Posted at 6:43 PM, Jun 23, 2020
and last updated 2020-06-23 20:55:56-04

EL PASO COUNTY — Plans to build a concrete plant in Falcon have come to a halt.

On Tuesday, El Paso County Commissioners denied a variance for Pete Lien & Sons to build a plant in an agricultural area near Judge Orr and Stapleton.

During Tuesday's meeting one resident said, "Having this built in our neighborhood would be a hardship."

Over a dozen people spoke out against the proposed concrete ready-mix batch plant.

Melanie Berg said, "Falcon residents are asking that our rural way of life be respected."

However, Danielle Wiebers, the executive technical director of environmental & safety affairs for Pete Lien & Sons, said, "I do believe it's fair to say that it would be a hardship for Pete Lien & Sons to have to drastically downsize its business in El Paso County because of a lack of any reasonable place to put a batch plant near where its needed."

Wiebers shared that the company looked at other properties in the county to build the plant, but each one had some sort of issue.
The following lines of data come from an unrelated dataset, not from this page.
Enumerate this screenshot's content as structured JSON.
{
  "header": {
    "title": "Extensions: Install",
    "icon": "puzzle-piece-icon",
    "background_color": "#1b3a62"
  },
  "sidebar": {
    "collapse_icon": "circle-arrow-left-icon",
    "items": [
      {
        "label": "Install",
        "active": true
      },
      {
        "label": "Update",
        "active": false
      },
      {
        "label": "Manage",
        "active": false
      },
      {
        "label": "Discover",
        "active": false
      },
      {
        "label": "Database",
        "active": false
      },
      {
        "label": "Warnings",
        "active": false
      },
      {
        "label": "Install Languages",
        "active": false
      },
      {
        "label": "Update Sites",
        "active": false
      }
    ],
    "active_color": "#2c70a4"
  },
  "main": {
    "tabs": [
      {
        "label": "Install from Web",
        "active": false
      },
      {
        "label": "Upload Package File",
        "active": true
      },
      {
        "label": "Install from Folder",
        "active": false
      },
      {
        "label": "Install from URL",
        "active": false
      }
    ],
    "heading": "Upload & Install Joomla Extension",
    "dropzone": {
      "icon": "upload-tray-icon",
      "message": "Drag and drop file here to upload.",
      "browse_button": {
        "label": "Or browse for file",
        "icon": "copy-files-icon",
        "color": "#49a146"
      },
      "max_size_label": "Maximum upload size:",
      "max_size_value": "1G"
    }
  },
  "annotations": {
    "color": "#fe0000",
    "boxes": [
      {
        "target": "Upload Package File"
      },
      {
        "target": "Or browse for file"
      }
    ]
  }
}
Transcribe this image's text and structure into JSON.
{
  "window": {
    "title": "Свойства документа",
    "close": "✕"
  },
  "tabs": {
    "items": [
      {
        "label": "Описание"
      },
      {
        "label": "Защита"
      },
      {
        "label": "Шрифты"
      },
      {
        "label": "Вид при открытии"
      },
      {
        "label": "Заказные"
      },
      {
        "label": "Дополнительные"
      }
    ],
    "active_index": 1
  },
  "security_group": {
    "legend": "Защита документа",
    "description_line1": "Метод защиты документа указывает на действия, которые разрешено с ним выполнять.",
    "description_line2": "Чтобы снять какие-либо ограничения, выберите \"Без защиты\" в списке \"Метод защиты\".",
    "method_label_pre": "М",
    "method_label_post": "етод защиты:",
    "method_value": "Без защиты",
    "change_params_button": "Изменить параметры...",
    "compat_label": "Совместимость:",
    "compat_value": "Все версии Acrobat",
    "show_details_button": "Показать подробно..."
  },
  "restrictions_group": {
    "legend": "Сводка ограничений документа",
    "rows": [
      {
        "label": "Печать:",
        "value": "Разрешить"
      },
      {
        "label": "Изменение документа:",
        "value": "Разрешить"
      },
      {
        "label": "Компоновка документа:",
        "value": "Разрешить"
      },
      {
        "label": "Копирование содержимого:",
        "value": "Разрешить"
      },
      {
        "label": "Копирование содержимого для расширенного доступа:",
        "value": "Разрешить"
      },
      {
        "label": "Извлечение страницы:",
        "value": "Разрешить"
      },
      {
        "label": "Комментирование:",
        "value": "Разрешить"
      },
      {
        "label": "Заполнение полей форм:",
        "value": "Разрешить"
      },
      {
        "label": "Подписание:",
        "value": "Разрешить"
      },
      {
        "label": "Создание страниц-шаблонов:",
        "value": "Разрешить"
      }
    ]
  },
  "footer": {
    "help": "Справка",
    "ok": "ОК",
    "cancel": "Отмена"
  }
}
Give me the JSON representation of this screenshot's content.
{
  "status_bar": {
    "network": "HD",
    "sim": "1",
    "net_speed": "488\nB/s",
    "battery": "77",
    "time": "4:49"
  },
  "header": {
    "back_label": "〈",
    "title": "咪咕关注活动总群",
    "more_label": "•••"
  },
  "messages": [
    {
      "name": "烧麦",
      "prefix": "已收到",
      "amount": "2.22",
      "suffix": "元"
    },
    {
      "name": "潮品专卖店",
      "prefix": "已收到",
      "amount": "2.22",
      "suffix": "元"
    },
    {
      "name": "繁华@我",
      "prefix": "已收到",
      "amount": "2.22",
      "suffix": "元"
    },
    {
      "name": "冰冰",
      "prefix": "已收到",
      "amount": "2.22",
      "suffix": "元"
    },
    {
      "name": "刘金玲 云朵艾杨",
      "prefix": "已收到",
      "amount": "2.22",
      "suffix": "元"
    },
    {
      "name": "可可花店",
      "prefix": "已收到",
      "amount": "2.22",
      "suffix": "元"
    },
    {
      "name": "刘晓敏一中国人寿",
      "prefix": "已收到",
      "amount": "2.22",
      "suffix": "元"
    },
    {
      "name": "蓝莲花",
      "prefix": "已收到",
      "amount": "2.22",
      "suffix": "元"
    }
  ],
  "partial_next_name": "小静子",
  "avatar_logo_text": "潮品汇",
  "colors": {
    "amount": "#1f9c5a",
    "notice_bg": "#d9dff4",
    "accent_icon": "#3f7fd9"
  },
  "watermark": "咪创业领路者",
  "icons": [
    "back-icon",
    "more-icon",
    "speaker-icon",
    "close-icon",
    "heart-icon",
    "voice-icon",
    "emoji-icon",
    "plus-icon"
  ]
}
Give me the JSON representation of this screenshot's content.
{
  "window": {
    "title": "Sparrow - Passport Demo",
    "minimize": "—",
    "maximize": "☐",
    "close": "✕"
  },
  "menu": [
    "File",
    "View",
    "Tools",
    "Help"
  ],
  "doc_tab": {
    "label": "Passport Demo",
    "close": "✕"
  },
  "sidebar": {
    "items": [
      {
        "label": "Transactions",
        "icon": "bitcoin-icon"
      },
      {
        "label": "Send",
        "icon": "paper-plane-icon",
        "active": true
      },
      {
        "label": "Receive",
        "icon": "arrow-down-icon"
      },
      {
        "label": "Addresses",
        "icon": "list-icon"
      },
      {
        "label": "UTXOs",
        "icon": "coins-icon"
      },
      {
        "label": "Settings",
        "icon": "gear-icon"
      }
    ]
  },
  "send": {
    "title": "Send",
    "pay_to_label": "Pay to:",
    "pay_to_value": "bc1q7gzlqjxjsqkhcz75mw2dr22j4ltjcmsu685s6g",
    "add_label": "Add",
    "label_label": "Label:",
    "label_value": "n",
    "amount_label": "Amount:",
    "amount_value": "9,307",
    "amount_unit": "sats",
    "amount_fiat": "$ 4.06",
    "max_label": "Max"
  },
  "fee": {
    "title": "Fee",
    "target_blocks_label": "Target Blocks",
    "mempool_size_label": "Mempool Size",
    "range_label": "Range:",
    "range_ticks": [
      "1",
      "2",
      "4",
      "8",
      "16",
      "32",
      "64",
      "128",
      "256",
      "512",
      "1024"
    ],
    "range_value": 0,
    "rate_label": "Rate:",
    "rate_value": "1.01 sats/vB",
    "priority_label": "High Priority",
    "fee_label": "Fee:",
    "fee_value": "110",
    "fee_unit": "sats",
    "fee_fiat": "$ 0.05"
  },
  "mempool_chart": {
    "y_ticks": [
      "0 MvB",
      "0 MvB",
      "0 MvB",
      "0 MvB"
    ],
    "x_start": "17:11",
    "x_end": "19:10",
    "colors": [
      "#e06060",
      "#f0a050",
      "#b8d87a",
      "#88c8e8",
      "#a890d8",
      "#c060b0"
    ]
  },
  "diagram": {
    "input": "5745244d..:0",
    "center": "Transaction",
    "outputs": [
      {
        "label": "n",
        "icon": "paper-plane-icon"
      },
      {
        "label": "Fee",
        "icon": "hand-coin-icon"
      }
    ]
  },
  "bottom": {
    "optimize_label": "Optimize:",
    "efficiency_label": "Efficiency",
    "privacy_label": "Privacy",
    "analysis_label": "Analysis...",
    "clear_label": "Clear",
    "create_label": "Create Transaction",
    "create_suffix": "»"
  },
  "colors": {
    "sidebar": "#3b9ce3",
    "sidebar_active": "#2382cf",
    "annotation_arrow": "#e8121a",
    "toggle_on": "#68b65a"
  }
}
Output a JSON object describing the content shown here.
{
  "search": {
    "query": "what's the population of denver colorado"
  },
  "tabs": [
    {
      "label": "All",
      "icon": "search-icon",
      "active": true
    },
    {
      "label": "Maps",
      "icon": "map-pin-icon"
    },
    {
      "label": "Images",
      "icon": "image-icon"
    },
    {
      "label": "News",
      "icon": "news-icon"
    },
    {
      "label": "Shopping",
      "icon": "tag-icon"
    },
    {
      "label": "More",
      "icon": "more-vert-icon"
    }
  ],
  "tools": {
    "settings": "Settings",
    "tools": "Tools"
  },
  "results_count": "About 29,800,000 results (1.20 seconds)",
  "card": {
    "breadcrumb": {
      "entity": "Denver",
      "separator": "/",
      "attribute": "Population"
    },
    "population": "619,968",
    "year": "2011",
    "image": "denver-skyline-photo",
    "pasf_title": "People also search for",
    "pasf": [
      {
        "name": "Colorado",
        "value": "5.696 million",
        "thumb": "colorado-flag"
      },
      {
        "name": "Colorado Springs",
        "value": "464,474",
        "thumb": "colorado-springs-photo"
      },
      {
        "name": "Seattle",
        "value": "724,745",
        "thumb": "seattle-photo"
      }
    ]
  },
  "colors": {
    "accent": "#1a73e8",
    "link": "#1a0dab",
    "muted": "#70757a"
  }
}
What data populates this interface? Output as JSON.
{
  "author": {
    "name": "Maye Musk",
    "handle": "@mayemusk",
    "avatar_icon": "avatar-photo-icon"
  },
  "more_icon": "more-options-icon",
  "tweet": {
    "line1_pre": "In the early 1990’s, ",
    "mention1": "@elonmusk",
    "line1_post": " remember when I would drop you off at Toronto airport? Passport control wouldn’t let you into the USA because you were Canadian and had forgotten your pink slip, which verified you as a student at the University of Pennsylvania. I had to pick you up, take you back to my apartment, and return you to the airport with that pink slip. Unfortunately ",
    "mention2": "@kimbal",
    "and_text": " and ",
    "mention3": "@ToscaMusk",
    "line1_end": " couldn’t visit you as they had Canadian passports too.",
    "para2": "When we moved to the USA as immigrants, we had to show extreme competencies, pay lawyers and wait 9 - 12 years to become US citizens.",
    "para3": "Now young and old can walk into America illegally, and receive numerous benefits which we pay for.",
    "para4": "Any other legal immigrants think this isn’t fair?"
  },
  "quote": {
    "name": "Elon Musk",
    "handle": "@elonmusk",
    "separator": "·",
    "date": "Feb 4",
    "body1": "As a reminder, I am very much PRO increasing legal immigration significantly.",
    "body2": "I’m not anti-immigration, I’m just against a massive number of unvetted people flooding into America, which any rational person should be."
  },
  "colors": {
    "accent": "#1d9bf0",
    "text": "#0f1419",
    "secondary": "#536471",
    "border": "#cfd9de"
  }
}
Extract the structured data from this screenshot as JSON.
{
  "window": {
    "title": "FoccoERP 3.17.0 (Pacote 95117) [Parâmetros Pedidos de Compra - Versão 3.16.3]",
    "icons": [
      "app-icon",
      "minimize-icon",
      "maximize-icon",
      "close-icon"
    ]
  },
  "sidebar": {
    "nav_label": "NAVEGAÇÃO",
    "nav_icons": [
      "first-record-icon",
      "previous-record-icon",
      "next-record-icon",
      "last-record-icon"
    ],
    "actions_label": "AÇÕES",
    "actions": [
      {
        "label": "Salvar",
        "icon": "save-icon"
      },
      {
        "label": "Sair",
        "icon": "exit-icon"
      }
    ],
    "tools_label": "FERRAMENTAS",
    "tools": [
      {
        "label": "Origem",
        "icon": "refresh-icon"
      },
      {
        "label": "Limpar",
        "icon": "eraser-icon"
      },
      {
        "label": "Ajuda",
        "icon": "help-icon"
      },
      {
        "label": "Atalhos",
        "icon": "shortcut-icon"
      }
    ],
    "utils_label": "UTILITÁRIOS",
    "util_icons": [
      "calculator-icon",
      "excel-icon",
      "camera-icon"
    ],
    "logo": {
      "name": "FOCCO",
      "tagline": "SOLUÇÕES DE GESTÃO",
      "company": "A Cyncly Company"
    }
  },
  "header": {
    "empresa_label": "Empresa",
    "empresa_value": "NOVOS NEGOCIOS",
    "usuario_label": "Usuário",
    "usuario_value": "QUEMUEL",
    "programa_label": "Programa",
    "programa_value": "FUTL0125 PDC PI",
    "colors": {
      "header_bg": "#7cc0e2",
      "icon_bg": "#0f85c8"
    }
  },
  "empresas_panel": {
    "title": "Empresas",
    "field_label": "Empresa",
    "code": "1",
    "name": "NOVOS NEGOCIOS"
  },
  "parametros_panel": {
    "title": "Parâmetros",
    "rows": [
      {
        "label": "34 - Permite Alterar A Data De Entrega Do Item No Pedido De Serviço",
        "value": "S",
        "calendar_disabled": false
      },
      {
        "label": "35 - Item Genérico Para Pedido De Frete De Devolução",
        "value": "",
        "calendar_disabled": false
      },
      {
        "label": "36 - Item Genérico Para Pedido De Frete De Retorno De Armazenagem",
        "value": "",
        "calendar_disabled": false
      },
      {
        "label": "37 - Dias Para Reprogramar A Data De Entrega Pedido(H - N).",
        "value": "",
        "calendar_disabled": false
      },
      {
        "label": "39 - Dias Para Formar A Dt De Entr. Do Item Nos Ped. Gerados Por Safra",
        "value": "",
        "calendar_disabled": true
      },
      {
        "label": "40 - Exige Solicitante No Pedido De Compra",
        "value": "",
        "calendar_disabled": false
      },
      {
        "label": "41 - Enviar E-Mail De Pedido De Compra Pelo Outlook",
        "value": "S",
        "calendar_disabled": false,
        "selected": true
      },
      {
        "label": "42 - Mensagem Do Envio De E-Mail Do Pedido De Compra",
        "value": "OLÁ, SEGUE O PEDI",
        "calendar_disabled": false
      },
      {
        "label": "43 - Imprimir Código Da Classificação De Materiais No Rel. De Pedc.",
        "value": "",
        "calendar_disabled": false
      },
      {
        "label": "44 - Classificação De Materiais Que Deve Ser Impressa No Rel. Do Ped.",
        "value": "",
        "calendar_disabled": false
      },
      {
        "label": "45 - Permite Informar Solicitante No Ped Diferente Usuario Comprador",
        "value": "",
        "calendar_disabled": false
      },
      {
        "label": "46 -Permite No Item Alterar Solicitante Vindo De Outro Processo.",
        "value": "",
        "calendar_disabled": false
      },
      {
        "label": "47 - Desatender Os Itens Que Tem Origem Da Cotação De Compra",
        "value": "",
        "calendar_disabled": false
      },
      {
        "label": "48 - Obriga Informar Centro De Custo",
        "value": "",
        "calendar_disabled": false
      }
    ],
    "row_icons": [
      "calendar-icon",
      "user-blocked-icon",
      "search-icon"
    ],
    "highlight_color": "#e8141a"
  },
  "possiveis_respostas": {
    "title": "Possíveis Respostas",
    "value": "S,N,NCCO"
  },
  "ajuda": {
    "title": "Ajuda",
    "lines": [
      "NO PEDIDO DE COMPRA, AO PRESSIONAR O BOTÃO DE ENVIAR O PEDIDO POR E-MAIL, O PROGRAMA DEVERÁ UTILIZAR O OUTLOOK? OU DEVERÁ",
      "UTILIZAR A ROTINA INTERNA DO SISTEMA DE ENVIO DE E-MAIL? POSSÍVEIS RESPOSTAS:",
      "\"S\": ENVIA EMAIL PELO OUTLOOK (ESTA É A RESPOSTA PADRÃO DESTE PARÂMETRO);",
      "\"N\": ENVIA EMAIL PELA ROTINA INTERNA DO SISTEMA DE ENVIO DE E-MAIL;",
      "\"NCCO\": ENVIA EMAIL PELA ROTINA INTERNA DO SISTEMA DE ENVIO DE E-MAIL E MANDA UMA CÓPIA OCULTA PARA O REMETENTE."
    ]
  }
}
When it came to the property at Judge Orr and Stapleton "the variance of use process was presented to us as the only option."

Residents asked that commissioners deny that variance request because they believe the plant would have negative impacts on health, traffic, the overall look of the area, and property values.

Stefanie MacNicol said, "I have a five-year-old who's going to grow up on that land breathing in that stuff."

Tammy Fields said, "This proposed project would increase heavy traffic level tenfold in this area...this area is a residential, hobby, farm, agricultural area that has custom-built homes and properties valued between $500,000 to over a million dollars and up."

As for health impacts Wiebers said, "We have powder controls on the cement so everything that goes up into the silo is controlled through a bag house, so any air that's displaced as we're loading things pneumatically into the plant is controlled."

One of the company's final arguments was that "denial of this variance will result in a loss of production capacity, business, and jobs. Approval will mean holding on to the business and jobs we have and adding new positions."

But after hours of public comment commissioners ultimately voted unanimously to deny the variance request. It's a win for residents, but for Pete Lien & Sons - it's back to the drawing board.